Listener Tibor wanted to know the answer to the question, "Does potential energy have any mass? If I was to charge a phone battery, would it become heavier?"
It's commonplace to describe batteries as full or empty depending on their charge. So surely it to make sense for them to get heavier. Right? Dr. Israel Temprano from the Univserity of Cambridge explains to Otis Kingsman about this battery baffler...
Israel - Potential energy is a term in physics related to the distance that a certain mass has to in any potential well. This relates to how high an object is. If you have an object that is standing very, very high and you let it go, it will start moving. Then it will trade its potential energy to kinetic energy. That's not how we store energy in batteries.
Otis - It turns out these are two very different questions Tibor. The potential energy of objects held up doesn't give it any extra mass. But then what happens when we charge a phone battery?
Israel - The common batteries that we use in our everyday electronic devices, is what we call a lithium-ion battery. lithium-ion batteries work by just moving lithium ions, which are positively charged lithium atoms, from one side of the battery to the other.

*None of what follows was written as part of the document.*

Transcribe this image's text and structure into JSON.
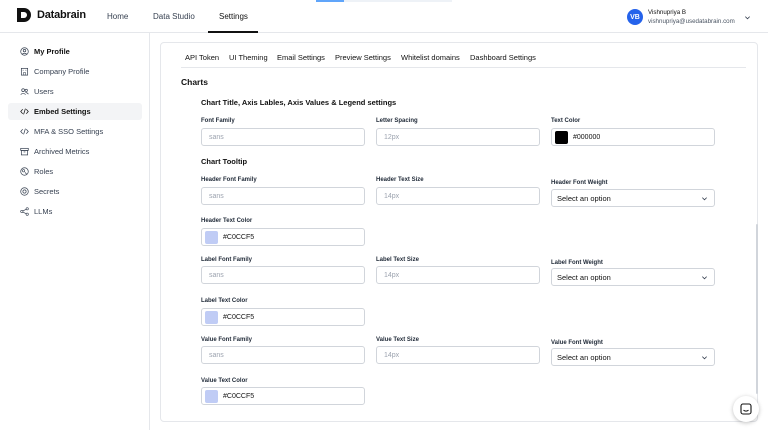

AA on AAA batteries, they have a different architecture inside, but again, all you're doing is moving components from one side of the battery to the other.
Otis - As the ions move to the other side of the battery, electrons move out of the battery and into the phone where it generates electricity before going back into the battery but on the opposite side.
Israel - In order to balance the charge, electrons have to follow these ions. What we do is force these elections to go outside of the battery. This is why we call this type of battery, 'a rocking chair', because we're just moving things from one side to the other. It's this movement of electrons that we use to power our portable devices.
Otis - When we charge a battery, we are moving the electrons out of the device and into a wire before electrons go back in on the original side of the battery that it started on. This resets for battery, and the process can start all over again. Overall, there will always be the same amount of electrons and ions within the battery.
Israel - So no. When you charge one of these batteries, all you're doing is moving components from one part of the battery to a different part of the battery.